Archived from groups: rec.photo.digital (More info?)

In article <1102896481.379273.196060@z14g2000cwz.googlegroups.com>,
Mike Henley <casioculture@gmail.com> wrote:

> It all comes down to economics.
> If economics were not a factor, it would matter less.
>

Yes.
And computer skills. After all there is a lot to learn in using a
computer, and many people are scared silly of them. (I was once.)

--
- Eolake
--
email@maccreator.com
http://MacCreator.com
December 13, 2004 10:27:50 PM

Archived from groups: rec.photo.digital (More info?)

"Mike Henley" <casioculture@gmail.com> wrote in
news:1102896481.379273.196060@z14g2000cwz.googlegroups.com:

> It all comes down to economics.
> If economics were not a factor, it would matter less.
>

Not in color. Not for me at least. I'm not interested in owning a color
darkroom even if you were going to set it up for free for me. But I can do
color in my computer, and I like the way it turns out.

I plan on building a B&W darkroom again (will be my 4th). Because 4x5
cameras are really, really fun. And the prints are astounding.
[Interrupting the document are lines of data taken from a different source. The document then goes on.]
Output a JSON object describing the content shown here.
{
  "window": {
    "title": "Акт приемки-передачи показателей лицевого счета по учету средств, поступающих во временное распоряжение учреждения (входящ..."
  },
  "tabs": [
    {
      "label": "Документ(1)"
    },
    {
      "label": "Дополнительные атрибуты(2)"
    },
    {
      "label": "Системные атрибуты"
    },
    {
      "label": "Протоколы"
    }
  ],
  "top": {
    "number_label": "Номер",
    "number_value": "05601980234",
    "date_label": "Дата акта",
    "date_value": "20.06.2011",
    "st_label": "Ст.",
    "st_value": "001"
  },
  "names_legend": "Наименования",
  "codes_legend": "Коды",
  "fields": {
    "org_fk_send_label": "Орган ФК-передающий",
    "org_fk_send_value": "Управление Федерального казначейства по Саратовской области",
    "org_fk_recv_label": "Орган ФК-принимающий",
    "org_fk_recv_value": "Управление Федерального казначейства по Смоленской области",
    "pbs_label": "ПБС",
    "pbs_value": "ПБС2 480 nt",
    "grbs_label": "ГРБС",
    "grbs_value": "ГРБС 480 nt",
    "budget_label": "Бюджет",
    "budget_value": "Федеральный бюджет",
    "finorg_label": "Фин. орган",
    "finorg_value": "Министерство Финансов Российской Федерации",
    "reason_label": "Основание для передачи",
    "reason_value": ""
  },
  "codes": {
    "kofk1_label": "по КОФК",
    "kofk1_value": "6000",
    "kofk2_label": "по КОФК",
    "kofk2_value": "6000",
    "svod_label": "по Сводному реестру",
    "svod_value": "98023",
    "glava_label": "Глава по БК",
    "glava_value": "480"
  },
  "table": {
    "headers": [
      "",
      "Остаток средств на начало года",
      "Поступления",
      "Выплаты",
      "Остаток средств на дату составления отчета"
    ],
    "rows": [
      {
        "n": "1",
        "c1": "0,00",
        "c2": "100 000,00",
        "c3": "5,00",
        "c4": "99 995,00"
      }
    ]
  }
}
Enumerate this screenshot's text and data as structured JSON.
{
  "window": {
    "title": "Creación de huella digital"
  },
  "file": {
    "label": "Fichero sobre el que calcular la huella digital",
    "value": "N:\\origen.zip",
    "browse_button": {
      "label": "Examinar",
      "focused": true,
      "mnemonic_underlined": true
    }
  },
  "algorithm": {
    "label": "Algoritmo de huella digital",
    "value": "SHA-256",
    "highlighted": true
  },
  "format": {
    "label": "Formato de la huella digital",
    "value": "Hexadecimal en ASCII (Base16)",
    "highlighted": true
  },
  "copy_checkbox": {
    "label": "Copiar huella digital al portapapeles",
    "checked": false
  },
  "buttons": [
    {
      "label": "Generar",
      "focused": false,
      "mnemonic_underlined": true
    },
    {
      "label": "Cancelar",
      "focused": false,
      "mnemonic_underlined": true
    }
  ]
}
But that's
just me.

Bob

--
Delete the inverse SPAM to reply
Anonymous
December 23, 2004 10:44:34 PM

Archived from groups: rec.photo.digital (More info?)

No. You weren't mistaken, I knew it was 4000 dpi but I mistakenly typed
8000. Another mind fart.
!